So I give a tip of my cap … I mean… beret… to the Office of History of the Corps of Engineers. They have recently published a book called "Nothing but Praise: a History of the 1321st Engineer General Service Regiment. It is based upon the donated papers and photographs of the commanding officer. The family should be congratulated in finding such a place to give them to, as the result is a pretty good tribute to the officers and men of this little known unit.
The 3121st was a black unit with white officers in the ETO. It was one of many such generic engineer units that probably would have gone without notice had this book not been written. Spike Lee. Here's a story you could have done that would have not been such an embarrassment.
One of the things that really struck me was that unlike WW1, the WW2 general service units were pretty well equipped. In WW1 they were little more than labor battalions with pick and shovel. In the 1940's the US Army did not do anything by hand that could be done faster in a mechanized way. These guys used bulldozers, steam shovels, trucks, pneumatic hammers, rock crushers, and so on. The thing you might not get at first is this meant these guys (often poor black men from the south that had little chance for education) were suddenly given training on how to operate and maintain these things. They learned valuable skills that would transfer directly into civilian like (note Mauldin's "You're lucky, you're learning a trade").
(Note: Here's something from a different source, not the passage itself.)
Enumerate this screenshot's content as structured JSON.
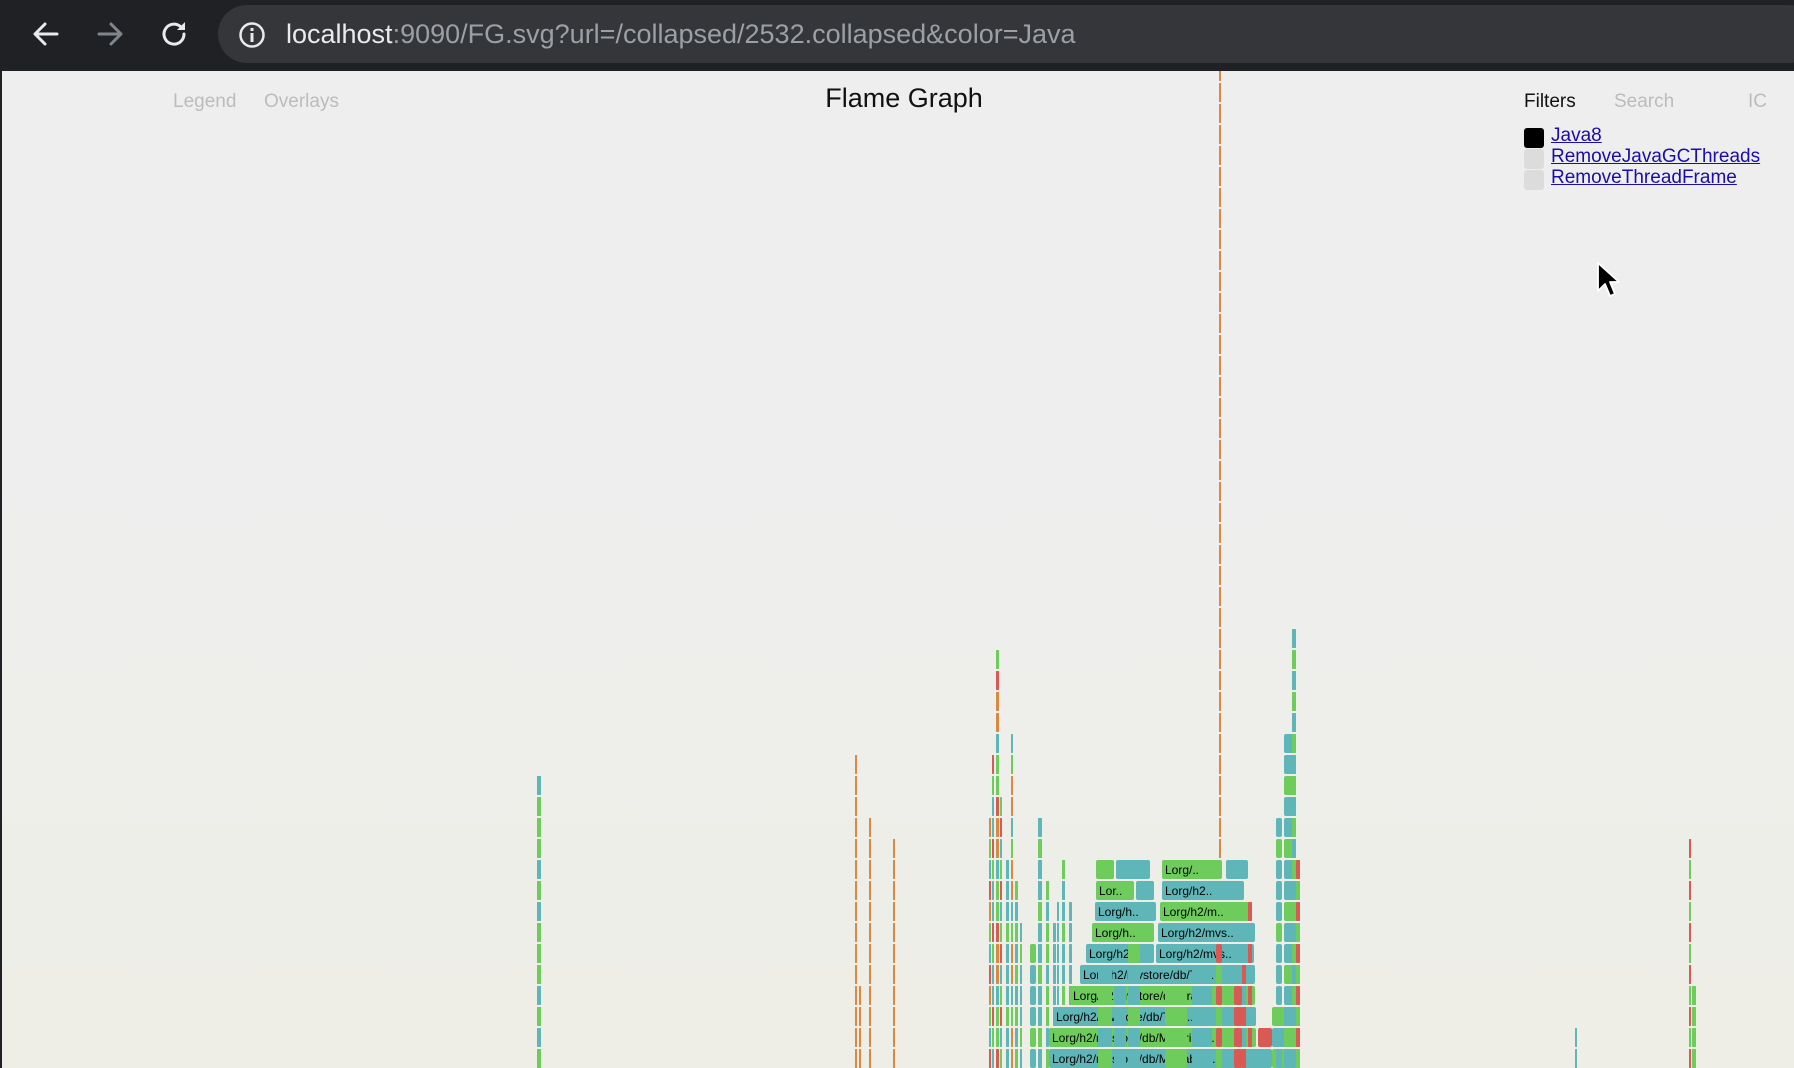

I don't think anyone has really looked at what kind of impact this training, which probably would have never been within the grasp of many of these men, had after the war. At the very least I would like to see a survey of the jobs and skills listed for these men upon induction, and then when they were discharged. Perhaps there is a way to see how many of them went into a similar field in civilian life (Maybe check obituaries?). Here's a readymade thesis or dissertation topic for you (or a really cool book).
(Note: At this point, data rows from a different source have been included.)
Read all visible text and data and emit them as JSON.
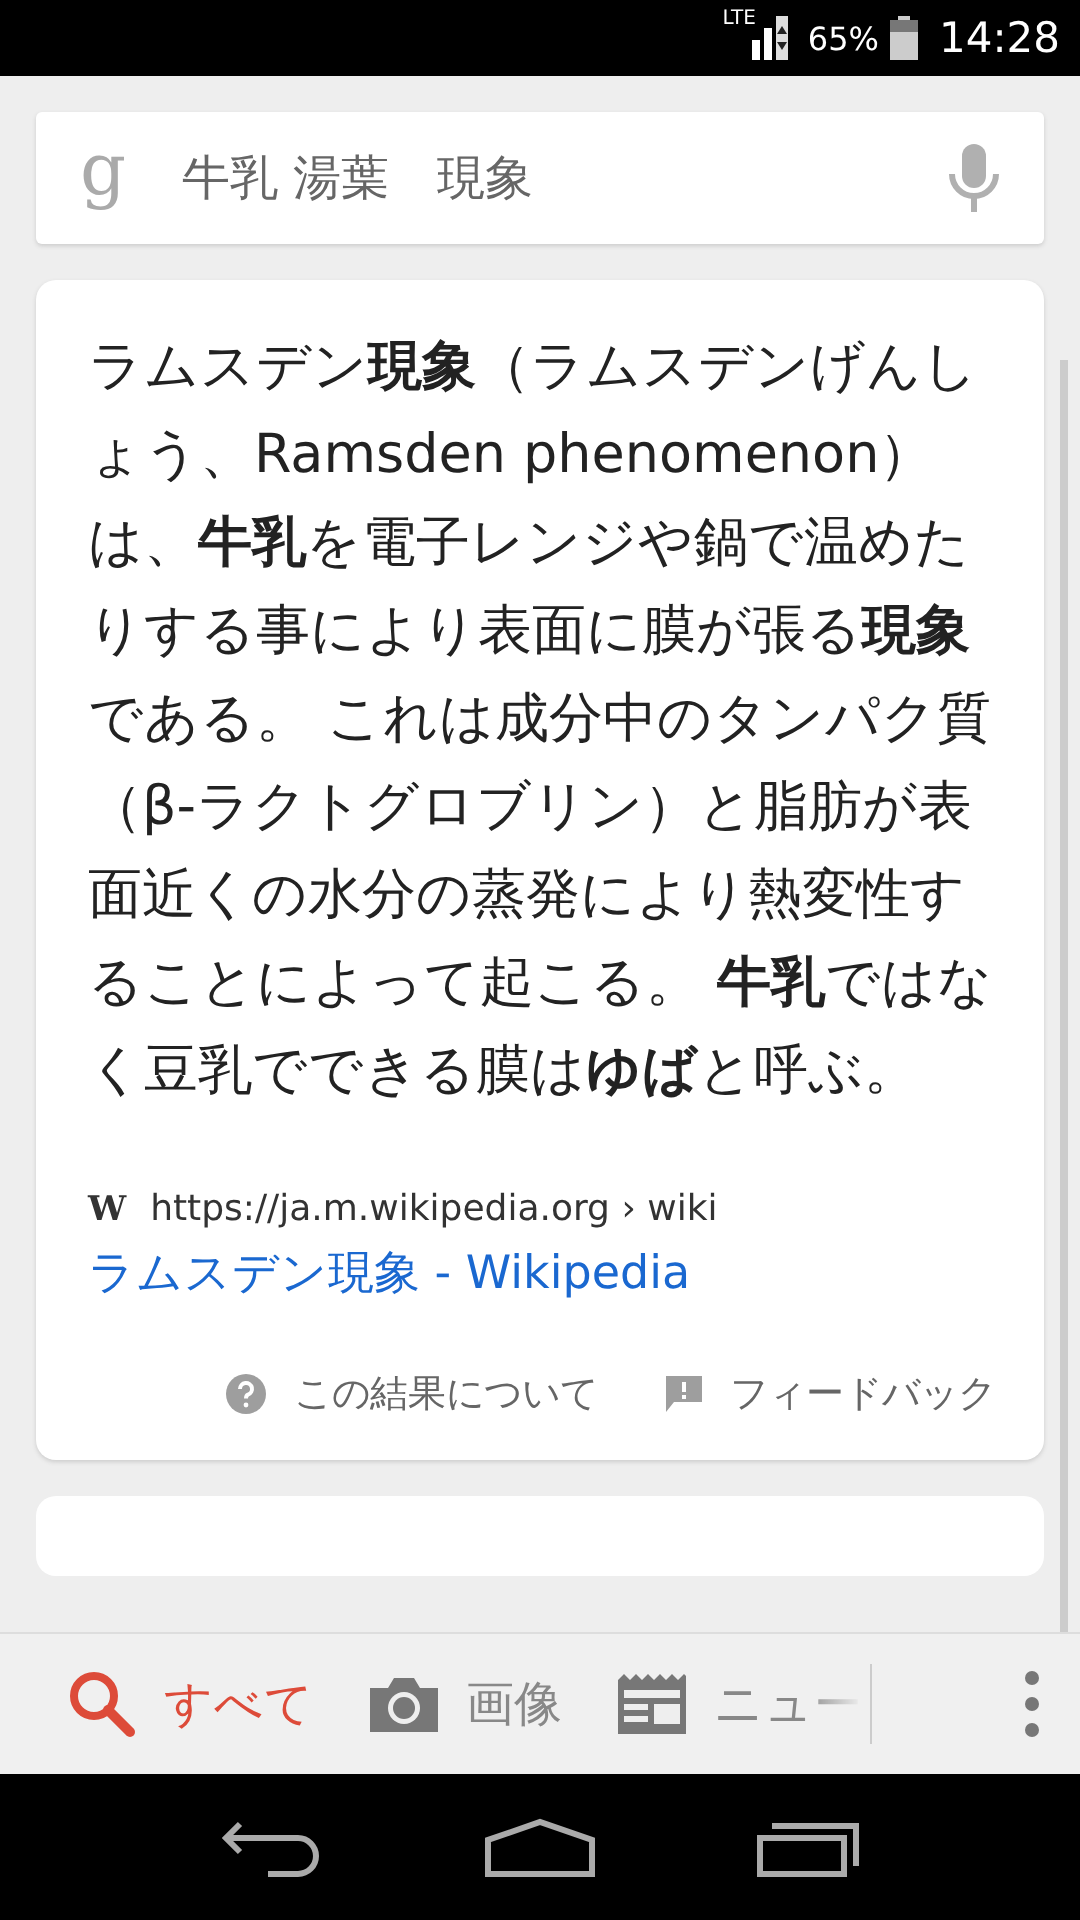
{
  "status_bar": {
    "network": "LTE",
    "battery": "65%",
    "time": "14:28"
  },
  "search": {
    "logo": "g",
    "query": "牛乳 湯葉　現象"
  },
  "result": {
    "snippet": "ラムスデン**現象**（ラムスデンげんしょう、Ramsden phenomenon）は、**牛乳**を電子レンジや鍋で温めたりする事により表面に膜が張る**現象**である。 これは成分中のタンパク質（β-ラクトグロブリン）と脂肪が表面近くの水分の蒸発により熱変性することによって起こる。 **牛乳**ではなく豆乳でできる膜は**ゆば**と呼ぶ。",
    "site_icon": "W",
    "url": "https://ja.m.wikipedia.org › wiki",
    "title": "ラムスデン現象 - Wikipedia",
    "about": "この結果について",
    "feedback": "フィードバック"
  },
  "tabs": [
    {
      "label": "すべて",
      "kind": "search",
      "selected": true
    },
    {
      "label": "画像",
      "kind": "camera",
      "selected": false
    },
    {
      "label": "ニュー",
      "kind": "news",
      "selected": false
    }
  ]
}
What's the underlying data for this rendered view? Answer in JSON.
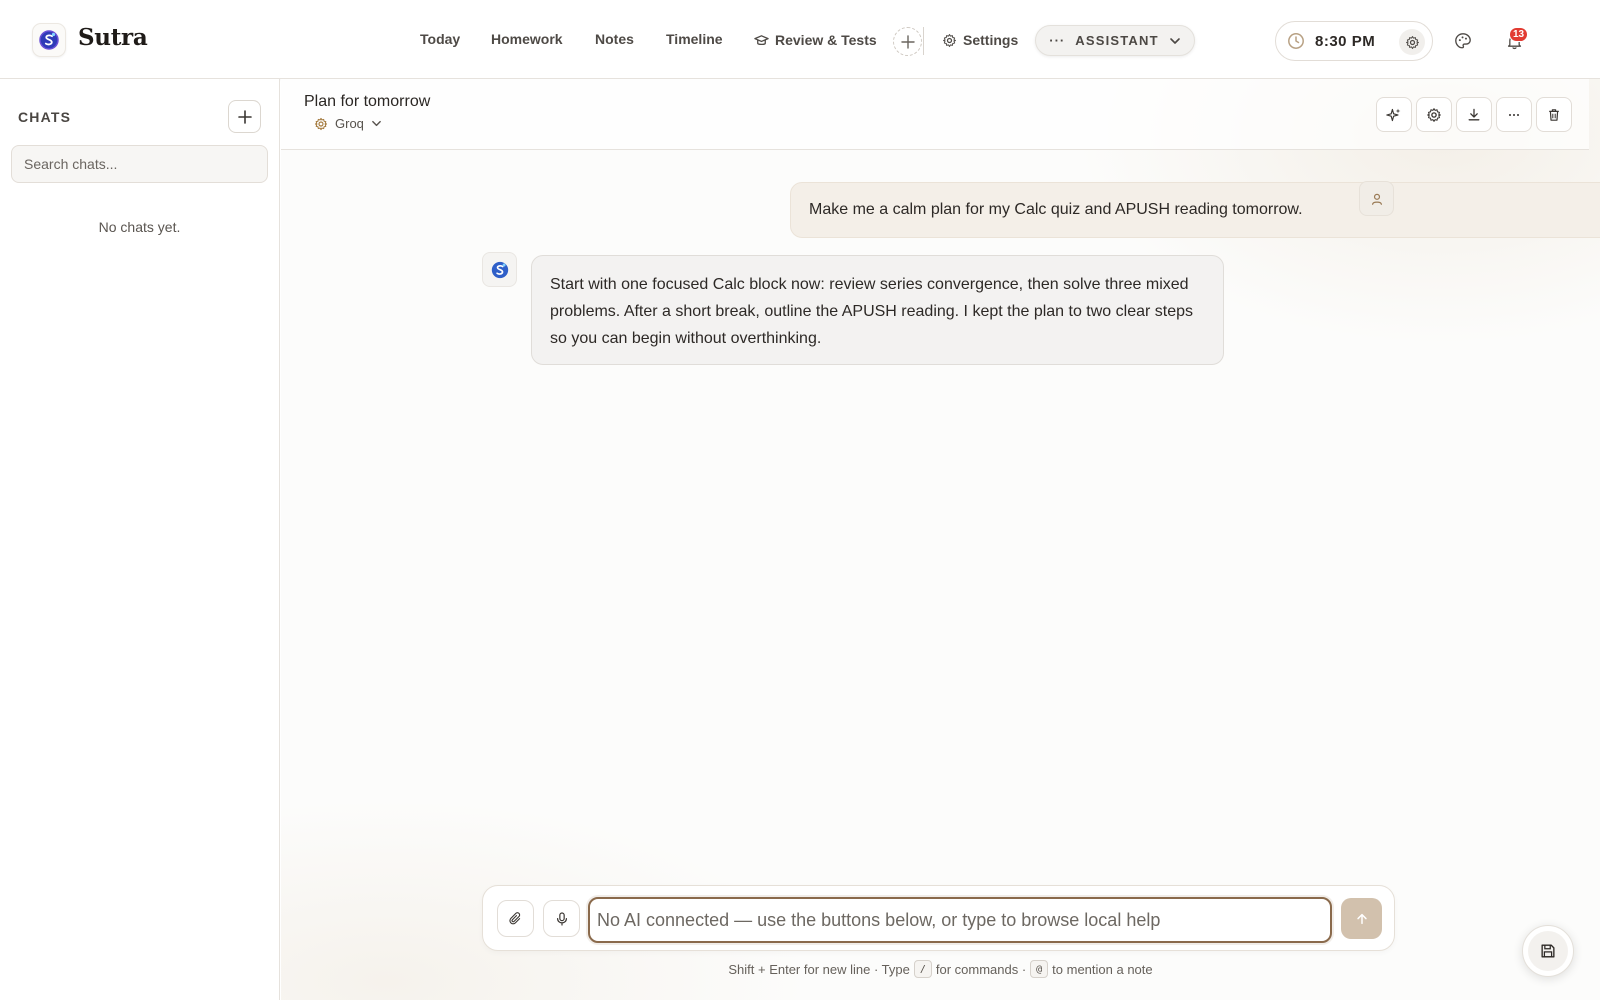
{
  "app": {
    "name": "Sutra"
  },
  "nav": {
    "items": [
      {
        "label": "Today"
      },
      {
        "label": "Homework"
      },
      {
        "label": "Notes"
      },
      {
        "label": "Timeline"
      },
      {
        "label": "Review & Tests",
        "icon": "graduation-cap-icon"
      }
    ],
    "settings_label": "Settings",
    "assistant_label": "ASSISTANT"
  },
  "clock": {
    "time": "8:30 PM"
  },
  "notifications": {
    "count": "13"
  },
  "sidebar": {
    "title": "CHATS",
    "search_placeholder": "Search chats...",
    "empty_text": "No chats yet."
  },
  "chat": {
    "title": "Plan for tomorrow",
    "model": "Groq",
    "messages": [
      {
        "role": "user",
        "text": "Make me a calm plan for my Calc quiz and APUSH reading tomorrow."
      },
      {
        "role": "assistant",
        "text": "Start with one focused Calc block now: review series convergence, then solve three mixed problems. After a short break, outline the APUSH reading. I kept the plan to two clear steps so you can begin without overthinking."
      }
    ]
  },
  "composer": {
    "placeholder": "No AI connected — use the buttons below, or type to browse local help",
    "hint_part1": "Shift + Enter for new line · Type",
    "hint_key1": "/",
    "hint_part2": "for commands ·",
    "hint_key2": "@",
    "hint_part3": "to mention a note"
  },
  "colors": {
    "accent": "#8a6a4c",
    "send_button": "#d2c1ad",
    "user_bubble": "#f4efe8",
    "assistant_bubble": "#f3f2f1",
    "badge": "#e23b32"
  }
}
As for this one my main complaint it that is it too short. It's a small format softcover much like the local history books we see nowadays. The photos are great, and there is a hint here are many, many more that could have been shown. A negative point is they "design" the book a bit too much to include things like a photo of a compass, when I would prefer to see another photo of one of the men. Even if they decided not to add in more text (and I would suggest a capsule mention of all the similar units at the end, or a good T/O&E) they could have just made the pages larger and thus made the photos bigger. Of course, this is just what I would wish, and if wishes were horses we'd all be eating steak.
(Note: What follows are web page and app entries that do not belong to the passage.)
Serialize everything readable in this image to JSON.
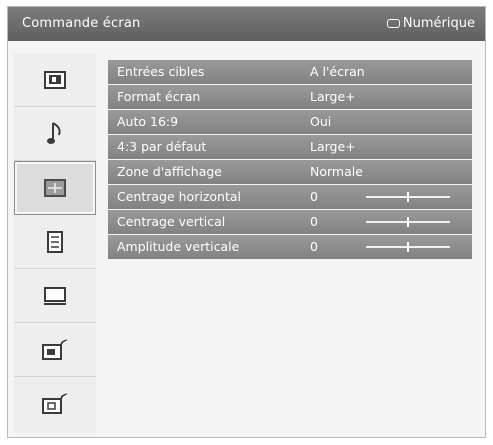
{
  "header": {
    "title": "Commande écran",
    "source_label": "Numérique",
    "source_icon": "tv-screen-icon"
  },
  "sidebar": {
    "items": [
      {
        "icon": "picture-icon",
        "active": false
      },
      {
        "icon": "music-note-icon",
        "active": false
      },
      {
        "icon": "screen-control-icon",
        "active": true
      },
      {
        "icon": "settings-list-icon",
        "active": false
      },
      {
        "icon": "monitor-icon",
        "active": false
      },
      {
        "icon": "digital-setup-icon",
        "active": false
      },
      {
        "icon": "digital-tuning-icon",
        "active": false
      }
    ]
  },
  "menu": {
    "rows": [
      {
        "label": "Entrées cibles",
        "value": "A l'écran"
      },
      {
        "label": "Format écran",
        "value": "Large+"
      },
      {
        "label": "Auto 16:9",
        "value": "Oui"
      },
      {
        "label": "4:3 par défaut",
        "value": "Large+"
      },
      {
        "label": "Zone d'affichage",
        "value": "Normale"
      },
      {
        "label": "Centrage horizontal",
        "value": "0",
        "slider": 0.5
      },
      {
        "label": "Centrage vertical",
        "value": "0",
        "slider": 0.5
      },
      {
        "label": "Amplitude verticale",
        "value": "0",
        "slider": 0.5
      }
    ]
  },
  "colors": {
    "header_bg": "#6e6e6e",
    "row_bg": "#8e8e8e",
    "text": "#ffffff"
  }
}
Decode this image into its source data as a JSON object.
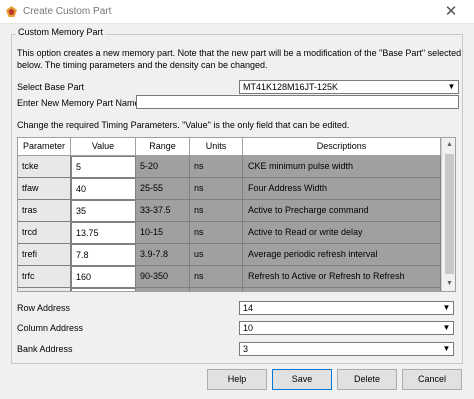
{
  "window": {
    "title": "Create Custom Part",
    "close_glyph": "✕"
  },
  "group": {
    "label": "Custom Memory Part",
    "description": "This option creates a new memory part. Note that the new part will be a modification of the \"Base Part\" selected below. The timing parameters and the density can be changed."
  },
  "base_part": {
    "label": "Select Base Part",
    "value": "MT41K128M16JT-125K"
  },
  "new_part": {
    "label": "Enter New Memory Part Name",
    "value": ""
  },
  "timing": {
    "instruction": "Change the required Timing Parameters. \"Value\" is the only field that can be edited.",
    "columns": [
      "Parameter",
      "Value",
      "Range",
      "Units",
      "Descriptions"
    ],
    "rows": [
      {
        "param": "tcke",
        "value": "5",
        "range": "5-20",
        "units": "ns",
        "desc": "CKE minimum pulse width"
      },
      {
        "param": "tfaw",
        "value": "40",
        "range": "25-55",
        "units": "ns",
        "desc": "Four Address Width"
      },
      {
        "param": "tras",
        "value": "35",
        "range": "33-37.5",
        "units": "ns",
        "desc": "Active to Precharge command"
      },
      {
        "param": "trcd",
        "value": "13.75",
        "range": "10-15",
        "units": "ns",
        "desc": "Active to Read or write delay"
      },
      {
        "param": "trefi",
        "value": "7.8",
        "range": "3.9-7.8",
        "units": "us",
        "desc": "Average periodic refresh interval"
      },
      {
        "param": "trfc",
        "value": "160",
        "range": "90-350",
        "units": "ns",
        "desc": "Refresh to Active or Refresh to Refresh"
      },
      {
        "param": "",
        "value": "",
        "range": "",
        "units": "",
        "desc": ""
      }
    ]
  },
  "row_address": {
    "label": "Row Address",
    "value": "14"
  },
  "column_address": {
    "label": "Column Address",
    "value": "10"
  },
  "bank_address": {
    "label": "Bank Address",
    "value": "3"
  },
  "buttons": {
    "help": "Help",
    "save": "Save",
    "delete": "Delete",
    "cancel": "Cancel"
  },
  "colors": {
    "grid_bg": "#a0a0a0",
    "window_bg": "#f0f0f0",
    "focus_border": "#0078d7"
  }
}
So I'm quite pleased that the engineer folks did this book. Especially Michael J. Broadhead who edited the work. It is things like this that make it worthwhile donating material to government organizations. For sale from the USGPO, but also at Amazon: Nothing but Praise, by Aldo H. Bagnulo, Government Printing Office, 2009, 978-0-16-083672-5.
It is a $12 book, and it can be found on Amazon.com
But you can download a free copy of it at the Corps of Engineers website. It did take me a while to actually find the durn thing, so here you go.
For more info on the book: http://www.usace.army.mil/History/hv/Pages/112-AfricanAmericanEngineer.aspx